=== Activity ===
Find every line below with the word "header". Then give only how many there are.

=== Records shown ===
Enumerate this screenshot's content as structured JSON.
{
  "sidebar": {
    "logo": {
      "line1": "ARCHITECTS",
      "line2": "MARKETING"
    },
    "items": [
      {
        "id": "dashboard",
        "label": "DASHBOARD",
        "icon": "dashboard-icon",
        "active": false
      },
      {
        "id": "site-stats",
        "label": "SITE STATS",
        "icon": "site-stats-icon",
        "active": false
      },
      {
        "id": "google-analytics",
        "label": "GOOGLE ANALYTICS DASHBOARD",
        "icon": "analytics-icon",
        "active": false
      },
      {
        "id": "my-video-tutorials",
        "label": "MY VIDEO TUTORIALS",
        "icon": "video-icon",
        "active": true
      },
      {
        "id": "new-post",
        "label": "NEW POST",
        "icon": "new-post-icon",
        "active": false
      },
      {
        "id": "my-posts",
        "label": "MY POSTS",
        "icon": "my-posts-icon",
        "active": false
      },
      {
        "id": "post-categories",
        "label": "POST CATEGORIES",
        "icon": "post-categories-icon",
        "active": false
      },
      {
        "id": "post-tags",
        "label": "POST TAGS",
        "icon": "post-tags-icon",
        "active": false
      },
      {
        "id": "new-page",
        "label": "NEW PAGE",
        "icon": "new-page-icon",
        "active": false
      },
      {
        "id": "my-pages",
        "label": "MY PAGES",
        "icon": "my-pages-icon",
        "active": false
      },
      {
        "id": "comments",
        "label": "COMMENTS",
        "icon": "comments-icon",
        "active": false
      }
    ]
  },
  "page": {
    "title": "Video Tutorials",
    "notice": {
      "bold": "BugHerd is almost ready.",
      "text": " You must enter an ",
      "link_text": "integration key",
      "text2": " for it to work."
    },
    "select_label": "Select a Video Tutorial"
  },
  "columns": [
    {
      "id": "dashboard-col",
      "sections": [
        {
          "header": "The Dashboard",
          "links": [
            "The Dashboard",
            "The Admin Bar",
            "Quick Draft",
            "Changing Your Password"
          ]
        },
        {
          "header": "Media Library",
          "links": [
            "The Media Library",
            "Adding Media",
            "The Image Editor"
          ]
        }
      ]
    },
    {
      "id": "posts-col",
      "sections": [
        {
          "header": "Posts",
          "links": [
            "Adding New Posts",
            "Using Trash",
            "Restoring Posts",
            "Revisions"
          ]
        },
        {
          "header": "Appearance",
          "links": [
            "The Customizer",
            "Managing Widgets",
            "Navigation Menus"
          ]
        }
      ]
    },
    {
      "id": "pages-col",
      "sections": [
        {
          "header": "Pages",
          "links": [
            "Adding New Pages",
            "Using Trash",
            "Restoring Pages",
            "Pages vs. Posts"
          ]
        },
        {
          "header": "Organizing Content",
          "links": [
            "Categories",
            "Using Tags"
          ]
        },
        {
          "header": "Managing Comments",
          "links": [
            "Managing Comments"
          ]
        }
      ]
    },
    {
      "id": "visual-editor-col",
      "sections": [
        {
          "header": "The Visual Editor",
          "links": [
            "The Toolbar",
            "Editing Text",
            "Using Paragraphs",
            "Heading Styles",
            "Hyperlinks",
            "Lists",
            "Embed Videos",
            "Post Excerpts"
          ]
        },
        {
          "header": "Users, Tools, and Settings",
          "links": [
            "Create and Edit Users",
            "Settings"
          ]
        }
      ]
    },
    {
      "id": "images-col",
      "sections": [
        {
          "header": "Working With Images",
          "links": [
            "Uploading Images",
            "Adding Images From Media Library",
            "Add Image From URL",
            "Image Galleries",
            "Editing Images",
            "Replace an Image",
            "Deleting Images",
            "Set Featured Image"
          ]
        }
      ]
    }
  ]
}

=== Reply to the task ===
10